We specialise in made to measure curtain hanging solutions in wrought iron, stainless steel, oak and walnut. The business is based on the designs and craftsmanship of founder Daryl Ford. A blacksmith for 30 years, Daryl started making curtain poles in 1993. From 1994 to 2005 he supplied the John Lewis Partnership with bespoke curtain poles. In 1996 Daryl invented the passing ring and bracket system to allow a single pair of curtains to be drawn around a bay window. In 2003 he patented his award winning flexible bend, part of a system which allows you to make up your own bay window pole at home.
Our products are made in Devon using traditional artisan skills. Quality and durability are fundamental to our product range. We don't offer curtain poles with coloured finishes or metallic coating, because these tend to wear with time. Just quality materials with natural finishes. We produce our own designs and focus on classic, simple, elegant products with timeless appeal. We are a small artisan business, but our customers tell us that our products and service are outstanding.

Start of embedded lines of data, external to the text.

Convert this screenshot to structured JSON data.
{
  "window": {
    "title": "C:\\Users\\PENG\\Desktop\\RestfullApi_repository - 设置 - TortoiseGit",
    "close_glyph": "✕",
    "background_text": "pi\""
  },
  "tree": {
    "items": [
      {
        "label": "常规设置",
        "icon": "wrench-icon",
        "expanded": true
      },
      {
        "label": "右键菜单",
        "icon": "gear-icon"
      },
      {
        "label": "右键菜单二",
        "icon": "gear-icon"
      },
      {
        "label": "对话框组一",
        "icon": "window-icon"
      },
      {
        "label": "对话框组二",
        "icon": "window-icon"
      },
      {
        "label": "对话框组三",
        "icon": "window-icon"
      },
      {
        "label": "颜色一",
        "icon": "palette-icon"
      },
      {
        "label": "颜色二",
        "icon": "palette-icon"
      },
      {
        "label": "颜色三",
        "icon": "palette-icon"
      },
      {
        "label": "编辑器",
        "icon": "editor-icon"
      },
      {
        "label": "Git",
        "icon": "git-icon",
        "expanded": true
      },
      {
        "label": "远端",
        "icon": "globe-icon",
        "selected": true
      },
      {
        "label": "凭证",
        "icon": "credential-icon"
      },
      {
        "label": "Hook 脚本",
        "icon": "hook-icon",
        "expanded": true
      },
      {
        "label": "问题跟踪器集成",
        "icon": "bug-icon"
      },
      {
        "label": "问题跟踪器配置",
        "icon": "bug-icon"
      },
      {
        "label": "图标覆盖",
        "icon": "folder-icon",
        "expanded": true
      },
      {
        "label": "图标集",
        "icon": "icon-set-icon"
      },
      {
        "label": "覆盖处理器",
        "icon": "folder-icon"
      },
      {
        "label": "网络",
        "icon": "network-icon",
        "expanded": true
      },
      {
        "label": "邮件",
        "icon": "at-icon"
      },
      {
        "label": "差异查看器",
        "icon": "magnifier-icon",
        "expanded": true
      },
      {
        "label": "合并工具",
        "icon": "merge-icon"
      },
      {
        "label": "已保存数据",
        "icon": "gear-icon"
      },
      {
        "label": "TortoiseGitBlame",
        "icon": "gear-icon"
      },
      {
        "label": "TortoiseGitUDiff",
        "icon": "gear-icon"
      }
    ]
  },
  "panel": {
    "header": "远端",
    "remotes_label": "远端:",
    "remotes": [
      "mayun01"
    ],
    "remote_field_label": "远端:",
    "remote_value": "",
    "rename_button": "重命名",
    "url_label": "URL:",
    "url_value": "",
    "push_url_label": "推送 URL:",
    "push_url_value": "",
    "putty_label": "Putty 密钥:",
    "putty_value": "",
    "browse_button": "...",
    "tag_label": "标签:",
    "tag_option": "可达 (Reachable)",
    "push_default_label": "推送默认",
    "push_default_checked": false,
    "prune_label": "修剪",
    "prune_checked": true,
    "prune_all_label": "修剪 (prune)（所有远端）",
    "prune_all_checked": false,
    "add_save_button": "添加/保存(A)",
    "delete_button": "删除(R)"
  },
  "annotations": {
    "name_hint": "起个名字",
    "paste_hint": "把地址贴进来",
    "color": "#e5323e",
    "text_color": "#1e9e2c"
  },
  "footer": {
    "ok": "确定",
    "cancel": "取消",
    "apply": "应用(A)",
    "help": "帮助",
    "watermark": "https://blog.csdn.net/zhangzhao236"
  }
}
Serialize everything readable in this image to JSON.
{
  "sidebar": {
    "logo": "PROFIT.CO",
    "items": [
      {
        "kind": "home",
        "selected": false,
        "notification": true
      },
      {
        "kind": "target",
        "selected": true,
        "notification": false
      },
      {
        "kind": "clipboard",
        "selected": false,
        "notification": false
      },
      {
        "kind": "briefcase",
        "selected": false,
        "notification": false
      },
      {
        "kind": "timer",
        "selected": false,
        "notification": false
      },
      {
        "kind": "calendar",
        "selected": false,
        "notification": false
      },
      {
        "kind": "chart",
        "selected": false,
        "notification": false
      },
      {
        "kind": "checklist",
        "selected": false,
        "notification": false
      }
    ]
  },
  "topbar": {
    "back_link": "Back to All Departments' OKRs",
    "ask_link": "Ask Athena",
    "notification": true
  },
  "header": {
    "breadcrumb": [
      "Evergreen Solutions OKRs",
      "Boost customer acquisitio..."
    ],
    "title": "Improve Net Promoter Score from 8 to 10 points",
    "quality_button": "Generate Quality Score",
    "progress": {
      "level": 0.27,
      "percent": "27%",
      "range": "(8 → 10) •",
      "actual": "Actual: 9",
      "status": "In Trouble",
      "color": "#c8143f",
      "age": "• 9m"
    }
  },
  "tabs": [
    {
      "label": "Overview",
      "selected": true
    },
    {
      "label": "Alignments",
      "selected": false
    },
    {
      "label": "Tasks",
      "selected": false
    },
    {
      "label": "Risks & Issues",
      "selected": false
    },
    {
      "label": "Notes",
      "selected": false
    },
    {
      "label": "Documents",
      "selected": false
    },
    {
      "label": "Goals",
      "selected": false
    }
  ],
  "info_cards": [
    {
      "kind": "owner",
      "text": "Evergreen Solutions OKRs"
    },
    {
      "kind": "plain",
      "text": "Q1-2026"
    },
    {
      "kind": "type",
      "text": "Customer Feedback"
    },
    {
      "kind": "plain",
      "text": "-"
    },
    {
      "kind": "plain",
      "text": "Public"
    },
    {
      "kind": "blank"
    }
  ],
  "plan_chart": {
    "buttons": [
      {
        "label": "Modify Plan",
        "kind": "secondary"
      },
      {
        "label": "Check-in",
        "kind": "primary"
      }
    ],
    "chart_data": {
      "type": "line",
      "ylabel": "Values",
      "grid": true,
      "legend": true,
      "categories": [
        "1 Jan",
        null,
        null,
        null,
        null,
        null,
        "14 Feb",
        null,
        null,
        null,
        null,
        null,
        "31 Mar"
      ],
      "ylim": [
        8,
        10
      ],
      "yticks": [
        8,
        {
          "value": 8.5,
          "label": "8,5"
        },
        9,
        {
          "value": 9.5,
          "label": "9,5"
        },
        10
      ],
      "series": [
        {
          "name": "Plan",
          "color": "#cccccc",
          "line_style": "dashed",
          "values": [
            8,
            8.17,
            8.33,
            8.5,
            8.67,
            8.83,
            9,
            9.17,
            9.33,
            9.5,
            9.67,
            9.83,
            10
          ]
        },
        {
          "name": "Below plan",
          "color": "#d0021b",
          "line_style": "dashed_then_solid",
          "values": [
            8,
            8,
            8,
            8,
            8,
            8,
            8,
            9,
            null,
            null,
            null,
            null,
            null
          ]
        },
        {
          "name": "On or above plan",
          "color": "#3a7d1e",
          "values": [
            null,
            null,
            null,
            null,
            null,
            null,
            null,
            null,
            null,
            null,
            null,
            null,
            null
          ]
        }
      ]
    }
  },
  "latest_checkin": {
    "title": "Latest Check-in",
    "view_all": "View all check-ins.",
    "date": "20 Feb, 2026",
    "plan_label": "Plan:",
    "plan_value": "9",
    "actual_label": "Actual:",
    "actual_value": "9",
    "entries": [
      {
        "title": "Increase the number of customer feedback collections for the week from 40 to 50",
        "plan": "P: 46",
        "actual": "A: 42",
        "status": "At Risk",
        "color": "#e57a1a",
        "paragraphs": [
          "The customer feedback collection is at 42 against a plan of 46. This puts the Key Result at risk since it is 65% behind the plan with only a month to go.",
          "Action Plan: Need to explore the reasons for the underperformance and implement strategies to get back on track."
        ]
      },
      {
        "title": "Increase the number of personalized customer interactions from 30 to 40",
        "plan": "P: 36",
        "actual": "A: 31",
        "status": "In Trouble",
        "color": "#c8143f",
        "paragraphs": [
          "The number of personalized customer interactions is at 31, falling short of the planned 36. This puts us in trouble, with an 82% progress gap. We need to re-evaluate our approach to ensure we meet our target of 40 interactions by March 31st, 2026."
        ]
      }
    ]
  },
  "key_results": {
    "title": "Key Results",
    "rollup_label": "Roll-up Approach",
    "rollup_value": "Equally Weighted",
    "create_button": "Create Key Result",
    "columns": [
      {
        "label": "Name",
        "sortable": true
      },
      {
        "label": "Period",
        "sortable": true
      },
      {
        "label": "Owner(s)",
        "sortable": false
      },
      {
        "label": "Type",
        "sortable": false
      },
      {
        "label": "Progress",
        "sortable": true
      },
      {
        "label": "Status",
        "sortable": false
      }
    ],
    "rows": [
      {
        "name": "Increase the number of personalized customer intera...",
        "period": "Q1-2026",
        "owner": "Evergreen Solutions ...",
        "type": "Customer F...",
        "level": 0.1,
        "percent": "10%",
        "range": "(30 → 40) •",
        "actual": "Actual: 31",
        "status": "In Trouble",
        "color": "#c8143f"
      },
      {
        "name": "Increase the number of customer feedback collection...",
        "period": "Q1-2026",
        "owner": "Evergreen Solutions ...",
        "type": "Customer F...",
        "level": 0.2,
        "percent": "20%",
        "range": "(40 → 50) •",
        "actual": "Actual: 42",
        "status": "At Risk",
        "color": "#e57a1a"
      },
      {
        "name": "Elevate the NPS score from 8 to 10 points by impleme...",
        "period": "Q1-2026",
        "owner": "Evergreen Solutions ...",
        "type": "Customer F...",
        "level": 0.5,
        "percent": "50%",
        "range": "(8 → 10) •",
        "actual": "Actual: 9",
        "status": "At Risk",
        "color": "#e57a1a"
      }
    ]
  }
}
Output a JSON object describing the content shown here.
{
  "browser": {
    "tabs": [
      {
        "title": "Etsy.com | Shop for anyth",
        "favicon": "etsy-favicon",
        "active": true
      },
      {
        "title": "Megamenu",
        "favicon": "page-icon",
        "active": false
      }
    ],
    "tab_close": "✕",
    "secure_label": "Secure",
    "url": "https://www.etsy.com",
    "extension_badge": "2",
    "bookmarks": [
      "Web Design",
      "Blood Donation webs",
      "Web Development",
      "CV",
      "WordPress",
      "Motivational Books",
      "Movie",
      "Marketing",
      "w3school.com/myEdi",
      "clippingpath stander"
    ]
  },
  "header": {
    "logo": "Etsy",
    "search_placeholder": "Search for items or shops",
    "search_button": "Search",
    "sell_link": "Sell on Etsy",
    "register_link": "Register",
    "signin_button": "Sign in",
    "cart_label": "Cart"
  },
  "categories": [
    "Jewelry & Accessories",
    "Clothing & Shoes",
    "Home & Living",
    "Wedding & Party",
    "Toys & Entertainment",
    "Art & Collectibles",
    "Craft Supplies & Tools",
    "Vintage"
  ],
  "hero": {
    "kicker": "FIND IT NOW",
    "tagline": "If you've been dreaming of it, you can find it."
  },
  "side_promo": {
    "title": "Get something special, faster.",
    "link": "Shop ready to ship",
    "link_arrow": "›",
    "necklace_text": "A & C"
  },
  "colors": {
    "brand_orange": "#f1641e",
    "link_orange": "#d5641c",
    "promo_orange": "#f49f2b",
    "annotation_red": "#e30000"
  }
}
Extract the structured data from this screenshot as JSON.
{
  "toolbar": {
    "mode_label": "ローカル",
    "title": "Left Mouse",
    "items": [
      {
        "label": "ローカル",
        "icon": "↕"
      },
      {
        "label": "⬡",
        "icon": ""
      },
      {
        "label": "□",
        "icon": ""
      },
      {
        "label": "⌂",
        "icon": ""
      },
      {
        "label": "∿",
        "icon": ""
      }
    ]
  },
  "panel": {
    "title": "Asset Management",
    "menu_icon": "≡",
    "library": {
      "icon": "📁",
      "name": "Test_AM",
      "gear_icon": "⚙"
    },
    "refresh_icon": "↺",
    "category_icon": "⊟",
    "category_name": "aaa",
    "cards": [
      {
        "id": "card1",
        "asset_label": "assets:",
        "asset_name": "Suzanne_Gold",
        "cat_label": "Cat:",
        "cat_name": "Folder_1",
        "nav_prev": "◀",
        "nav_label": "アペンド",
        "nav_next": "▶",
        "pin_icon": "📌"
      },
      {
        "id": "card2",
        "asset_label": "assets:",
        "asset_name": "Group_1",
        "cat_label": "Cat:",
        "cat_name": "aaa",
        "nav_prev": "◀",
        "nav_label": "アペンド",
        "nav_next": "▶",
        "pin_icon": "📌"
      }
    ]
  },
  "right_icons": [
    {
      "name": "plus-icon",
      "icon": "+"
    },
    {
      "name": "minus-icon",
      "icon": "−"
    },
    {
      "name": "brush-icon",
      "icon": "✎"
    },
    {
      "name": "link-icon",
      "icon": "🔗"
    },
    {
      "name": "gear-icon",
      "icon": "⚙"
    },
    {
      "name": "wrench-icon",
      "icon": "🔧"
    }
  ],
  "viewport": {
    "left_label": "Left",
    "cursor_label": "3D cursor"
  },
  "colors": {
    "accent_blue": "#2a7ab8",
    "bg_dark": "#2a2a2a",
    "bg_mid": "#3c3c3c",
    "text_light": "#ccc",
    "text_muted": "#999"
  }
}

Daryl was born in Devon but after leaving school he took an apprenticeship at a racing yard in Beckhampton, Wiltshire. Later he had roles as head lad and apprentice jockey in racing yards based in Lambourn, Berkshire. While in Lambourn, he started to assist one of the farriers and learnt the basic skills of blacksmithing. He showed such a flair for this work that he gave up his racing career to become a full-time blacksmith.
Daryl set up work in an ancient forge in Eastbury set on the River Lambourn and owned by farriers Roy and Vic Alderton. Here he made and finishished horse shoes for the farriers serving the local racing yards. Racing plates from famous winners shod by the Alderton farriers are displayed on the forge door. Although horse shoes were a regular source of income, Daryl also built up a business of decorative ironwork commissions which developed his blacksmithing skills.
In 1983 Daryl started taking orders for curtain poles and soon began supplying made to measure poles to all the stores of The John Lewis Partnership. Needing more space, Daryl built a workshop in the grounds of his house near the forge. However, the business was still growing and, with the dining room doubling as a packaging room, Daryl & his wife Judy & two daughters decided to move to a smallholding in North Devon with space to accommodate the growing business.
On the smallholding Daryl set up his forge in an old poultry shed. This worked well for several years and allowed room for a power hammer to take the strain of heavy hammering. However, the business soon needed more equipment and Daryl & Judy decided to invest in a purpose built workshop. The picture below shows the old poultry shed workshop at the beginning of its demolition.
With the prospect of supplying volume to John Lewis, a new purpose built forge was erected. Unfortunately, the arrangement with John Lewis for the supply of Daryl's patented flexible bend system did not go as planned and Daryl & Judy had to sell their cottage and move into the end of the workshop. This building now forms an excellent "live work unit" on the outskirts of Kings Nympton, a popular rural North Devon village.
Daryl is committed to making as much as possible in his workshop; keeping alive traditional skills, maintaining control over quality and avoiding the need for large stocks. To achieve this efficiently, Daryl & Judy have invested in a wide range of equipment to improve efficiency and consistency. This meant the purchase of a metalworker, lathes, saws and polishing equipment, as well as welders, grinders and drills. Daryl now has a superbly equiped forge.
Full-time blacksmithing puts a huge strain on the hands and wrists. To take some of the strain out of the hammering process, many blacksmiths, including Daryl, use a pneumatic power hammer. The power hammer can be used gently enough to close a matchbox (without crushing it) and forcefully enough to flatten cold steel. Below Daryl is using the power hammer to draw a point in a bar to make a scroll finial.
Drawing a point using the power hammer
It takes a special skill set to become a good blacksmith and, although you need to master traditional skills, you also need an eye for design. Here Daryl is shown finishing a hand forged scroll on the anvil. Key to producing a fine scroll is drawing the steel into a fine point before starting the scroll. When you compare Daryl's work with some of the crude scrolls and welded on railheads used on cheaper curtain poles you will appreciate the craftsmanship and value offered by our products.
Blacksmithing, engineering and design are not the only skills required to achieve the finished products. Welded joins need careful grinding and forged stainless steel needs extensive hand polishing to restore its shine and finish. Forged stainless finials take on average three times as long to make and creating a matt finish adds an additional process. All black steel items are dipped in a bath of special wax to seal the finish. The result is a unique and very special product.
Shepherd's Crook finials in production